# Goal of the exercise
Return every line from the records below that has the word "icon".

Segment Start: Data listing

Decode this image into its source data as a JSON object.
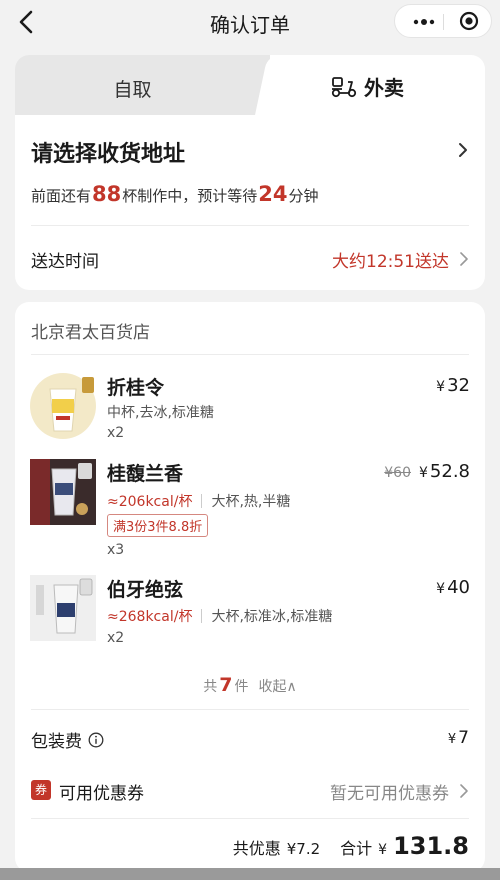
{
  "header": {
    "title": "确认订单",
    "more_icon": "more-dots-icon",
    "close_icon": "target-icon"
  },
  "tabs": {
    "pickup": "自取",
    "delivery": "外卖"
  },
  "address": {
    "prompt": "请选择收货地址"
  },
  "queue": {
    "prefix": "前面还有",
    "cups": "88",
    "middle": "杯制作中，预计等待",
    "minutes": "24",
    "suffix": "分钟"
  },
  "delivery_time": {
    "label": "送达时间",
    "value": "大约12:51送达"
  },
  "store": {
    "name": "北京君太百货店"
  },
  "items": [
    {
      "name": "折桂令",
      "price_yen": "¥",
      "price": "32",
      "spec": "中杯,去冰,标准糖",
      "qty": "x2"
    },
    {
      "name": "桂馥兰香",
      "old_price": "¥60",
      "price_yen": "¥",
      "price": "52.8",
      "kcal": "≈206kcal/杯",
      "spec": "大杯,热,半糖",
      "promo": "满3份3件8.8折",
      "qty": "x3"
    },
    {
      "name": "伯牙绝弦",
      "price_yen": "¥",
      "price": "40",
      "kcal": "≈268kcal/杯",
      "spec": "大杯,标准冰,标准糖",
      "qty": "x2"
    }
  ],
  "count": {
    "prefix": "共",
    "num": "7",
    "suffix": "件",
    "fold": "收起∧"
  },
  "packing": {
    "label": "包装费",
    "yen": "¥",
    "value": "7"
  },
  "coupon": {
    "badge": "券",
    "label": "可用优惠券",
    "value": "暂无可用优惠券"
  },
  "summary": {
    "discount_label": "共优惠",
    "discount_value": "¥7.2",
    "total_label": "合计",
    "yen": "¥",
    "total": "131.8"
  },
  "colors": {
    "accent": "#c2362a",
    "background": "#f2f2f2"
  }
}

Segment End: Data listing

# Output of the exercise
    "more_icon": "more-dots-icon",
    "close_icon": "target-icon"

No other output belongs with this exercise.